### WORK INSTRUCTION
Find every line below where the word "this" occurs. Then say how many there are, giving only the number.

.....

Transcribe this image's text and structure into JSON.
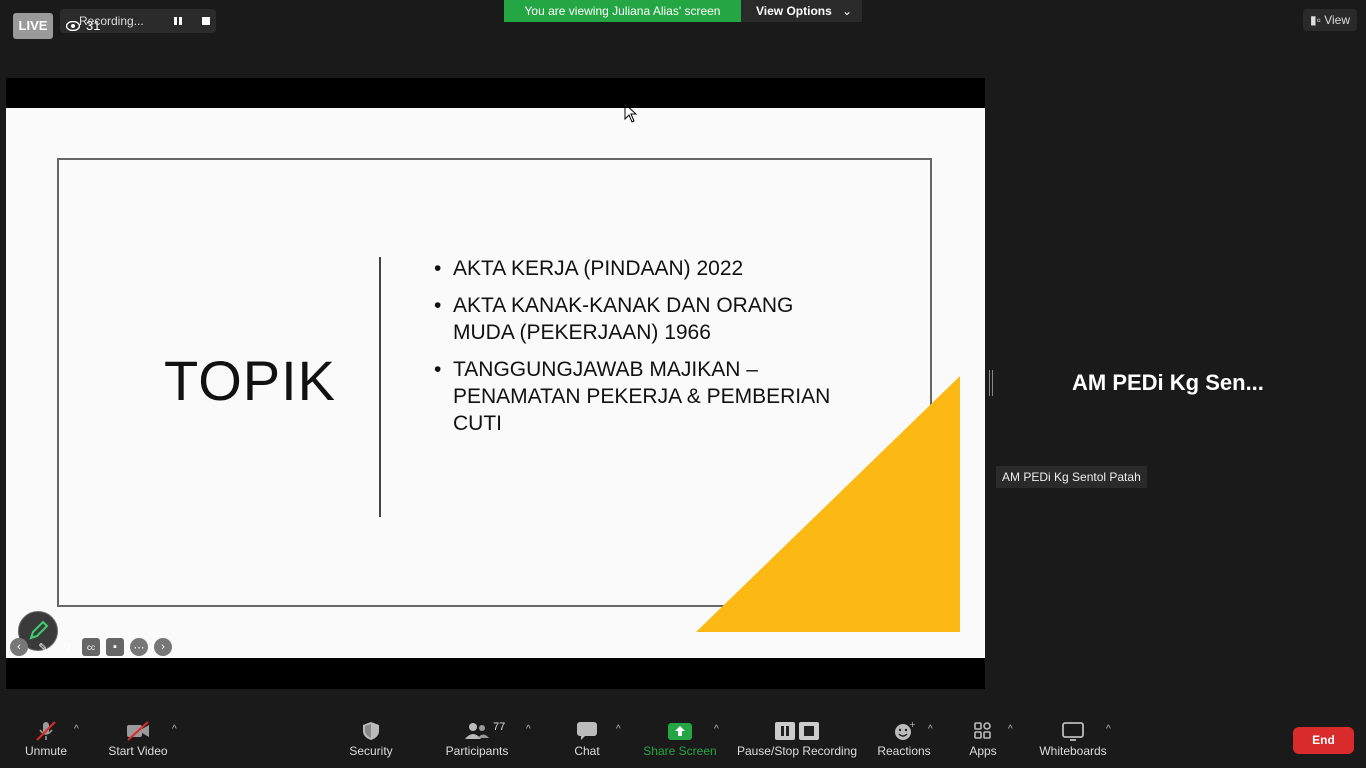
{
  "top_left": {
    "live_label": "LIVE",
    "viewer_count": "31",
    "recording_label": "Recording..."
  },
  "banner": {
    "viewing_text": "You are viewing Juliana Alias' screen",
    "view_options_label": "View Options"
  },
  "view_button_label": "View",
  "slide": {
    "title": "TOPIK",
    "bullets": [
      "AKTA KERJA (PINDAAN) 2022",
      "AKTA KANAK-KANAK DAN ORANG MUDA (PEKERJAAN) 1966",
      "TANGGUNGJAWAB MAJIKAN – PENAMATAN PEKERJA & PEMBERIAN CUTI"
    ],
    "accent_color": "#FDB913"
  },
  "participant": {
    "display_name_truncated": "AM PEDi Kg Sen...",
    "name_tag": "AM PEDi Kg Sentol Patah"
  },
  "toolbar": {
    "unmute": "Unmute",
    "start_video": "Start Video",
    "security": "Security",
    "participants": "Participants",
    "participants_count": "77",
    "chat": "Chat",
    "share_screen": "Share Screen",
    "pause_stop_recording": "Pause/Stop Recording",
    "reactions": "Reactions",
    "apps": "Apps",
    "whiteboards": "Whiteboards",
    "end": "End"
  },
  "colors": {
    "share_green": "#23A643",
    "end_red": "#D92B2B",
    "mute_red": "#E02828"
  }
}
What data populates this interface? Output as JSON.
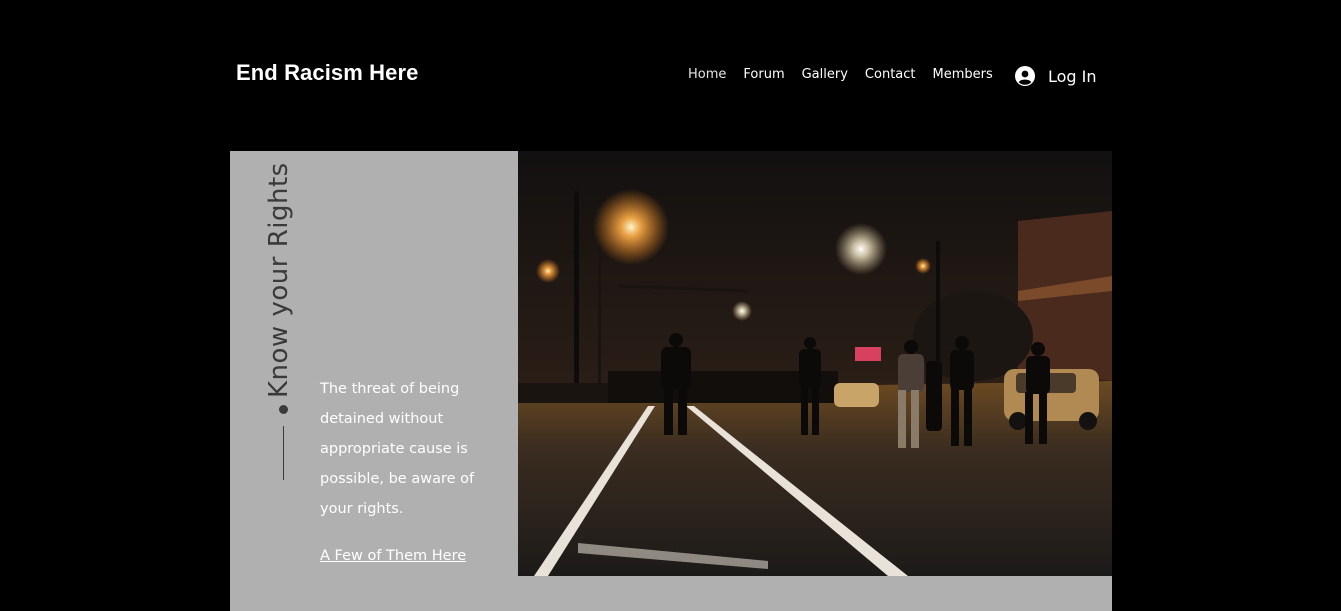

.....

### ANSWER SPACE
2